The study found a significant group difference in the expression of 19 genes. The expression of all of these genes were increased in the MFGM group, but reduced in the butter oil group.
Although the function of most of these genes is not completely understood, some of them may be involved in the regulation of blood lipids.
In fact, changes in the expression of some of these genes were associated with increases in cholesterol.
Bottom Line: MFGMs may work by affecting gene expression, preventing a rise in cholesterol.
Finding 3: MFGMs May Reduce Cholesterol Absorption
In addition to changing gene expression, MFGMs may affect blood lipids by reducing cholesterol absorption in the digestive system.
The current study did not indicate any differences in cholesterol absorption between groups. However, the measurements were based on indirect markers for cholesterol absorption.
Bottom Line: Animal studies indicate that MFGMs may decrease cholesterol levels by reducing its absorption. The present study does not support this.
Discussion of Cream Consumption and Limitations of the Study
This study indicates that cream does not raise the levels of blood cholesterol.
However, this does not mean that cream should be consumed in high amounts. Cream is very rich in fat and calories, and may contribute to weight gain and obesity.
Being overweight is, in itself, a risk factor for heart disease and a variety of other chronic diseases.
Additionally, the results of the current study cannot be generalized. There are several reasons for this:
- The participants consumed 40 grams of dairy fat per day, which is 10 grams higher than the national average in Sweden. Amounts higher than that may have adverse effects.
- The study used whipping cream. Participants were not allowed to heat, mix or whip the cream. It is unclear what effects these preparation methods have on MFGMs.
- The study used butter oil rather than butter. This is unlikely to be a limitation since the nutritional characteristics of these two products are very similar.
Bottom Line: Excessive consumption of cream may contribute to weight gain and obesity. However, low or moderate consumption is fine.
Summary and Real-Life Application
Not all high-fat dairy products have the same health effects.
Butter oil increases the levels of cholesterol in blood, whereas cream does not. This may be explained by MFGM, which surrounds the fat globules and counteracts the cholesterol-raising effects.

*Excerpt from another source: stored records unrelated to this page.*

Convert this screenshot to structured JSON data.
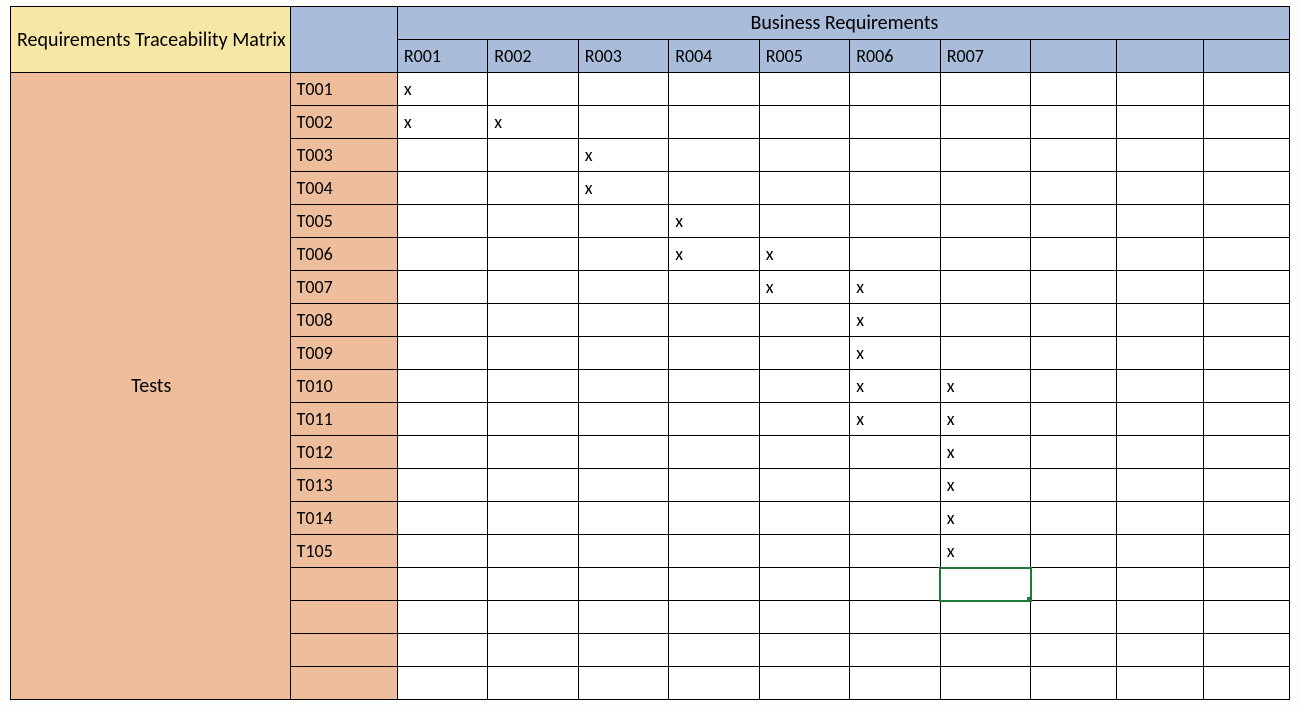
{
  "title_corner": "Requirements Traceability Matrix",
  "col_group_title": "Business Requirements",
  "row_group_title": "Tests",
  "requirement_headers": [
    "R001",
    "R002",
    "R003",
    "R004",
    "R005",
    "R006",
    "R007",
    "",
    "",
    ""
  ],
  "test_rows": [
    "T001",
    "T002",
    "T003",
    "T004",
    "T005",
    "T006",
    "T007",
    "T008",
    "T009",
    "T010",
    "T011",
    "T012",
    "T013",
    "T014",
    "T105",
    "",
    "",
    "",
    ""
  ],
  "mark_char": "x",
  "matrix": [
    [
      "x",
      "",
      "",
      "",
      "",
      "",
      "",
      "",
      "",
      ""
    ],
    [
      "x",
      "x",
      "",
      "",
      "",
      "",
      "",
      "",
      "",
      ""
    ],
    [
      "",
      "",
      "x",
      "",
      "",
      "",
      "",
      "",
      "",
      ""
    ],
    [
      "",
      "",
      "x",
      "",
      "",
      "",
      "",
      "",
      "",
      ""
    ],
    [
      "",
      "",
      "",
      "x",
      "",
      "",
      "",
      "",
      "",
      ""
    ],
    [
      "",
      "",
      "",
      "x",
      "x",
      "",
      "",
      "",
      "",
      ""
    ],
    [
      "",
      "",
      "",
      "",
      "x",
      "x",
      "",
      "",
      "",
      ""
    ],
    [
      "",
      "",
      "",
      "",
      "",
      "x",
      "",
      "",
      "",
      ""
    ],
    [
      "",
      "",
      "",
      "",
      "",
      "x",
      "",
      "",
      "",
      ""
    ],
    [
      "",
      "",
      "",
      "",
      "",
      "x",
      "x",
      "",
      "",
      ""
    ],
    [
      "",
      "",
      "",
      "",
      "",
      "x",
      "x",
      "",
      "",
      ""
    ],
    [
      "",
      "",
      "",
      "",
      "",
      "",
      "x",
      "",
      "",
      ""
    ],
    [
      "",
      "",
      "",
      "",
      "",
      "",
      "x",
      "",
      "",
      ""
    ],
    [
      "",
      "",
      "",
      "",
      "",
      "",
      "x",
      "",
      "",
      ""
    ],
    [
      "",
      "",
      "",
      "",
      "",
      "",
      "x",
      "",
      "",
      ""
    ],
    [
      "",
      "",
      "",
      "",
      "",
      "",
      "",
      "",
      "",
      ""
    ],
    [
      "",
      "",
      "",
      "",
      "",
      "",
      "",
      "",
      "",
      ""
    ],
    [
      "",
      "",
      "",
      "",
      "",
      "",
      "",
      "",
      "",
      ""
    ],
    [
      "",
      "",
      "",
      "",
      "",
      "",
      "",
      "",
      "",
      ""
    ]
  ],
  "selected_cell": {
    "row": 15,
    "col": 6
  },
  "chart_data": {
    "type": "table",
    "title": "Requirements Traceability Matrix",
    "columns": [
      "R001",
      "R002",
      "R003",
      "R004",
      "R005",
      "R006",
      "R007"
    ],
    "rows": [
      "T001",
      "T002",
      "T003",
      "T004",
      "T005",
      "T006",
      "T007",
      "T008",
      "T009",
      "T010",
      "T011",
      "T012",
      "T013",
      "T014",
      "T105"
    ],
    "marks": {
      "T001": [
        "R001"
      ],
      "T002": [
        "R001",
        "R002"
      ],
      "T003": [
        "R003"
      ],
      "T004": [
        "R003"
      ],
      "T005": [
        "R004"
      ],
      "T006": [
        "R004",
        "R005"
      ],
      "T007": [
        "R005",
        "R006"
      ],
      "T008": [
        "R006"
      ],
      "T009": [
        "R006"
      ],
      "T010": [
        "R006",
        "R007"
      ],
      "T011": [
        "R006",
        "R007"
      ],
      "T012": [
        "R007"
      ],
      "T013": [
        "R007"
      ],
      "T014": [
        "R007"
      ],
      "T105": [
        "R007"
      ]
    }
  }
}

Simply put, cream appears to be healthier than butter because it contains MFGMs. How this affects hard endpoints, such as heart disease, remains to be seen.
Additionally, other studies on this topic have provided mixed results. Few have been conducted on specific dairy foods, so more research is needed before solid conclusions can be drawn.
That being said, no evidence justifies eating excessive amounts of cream. All high-fat dairy products should be eaten in moderation.
People with lipid problems or a family history of heart disease should probably minimize their consumption of butter. Extra virgin olive oil is a much better choice.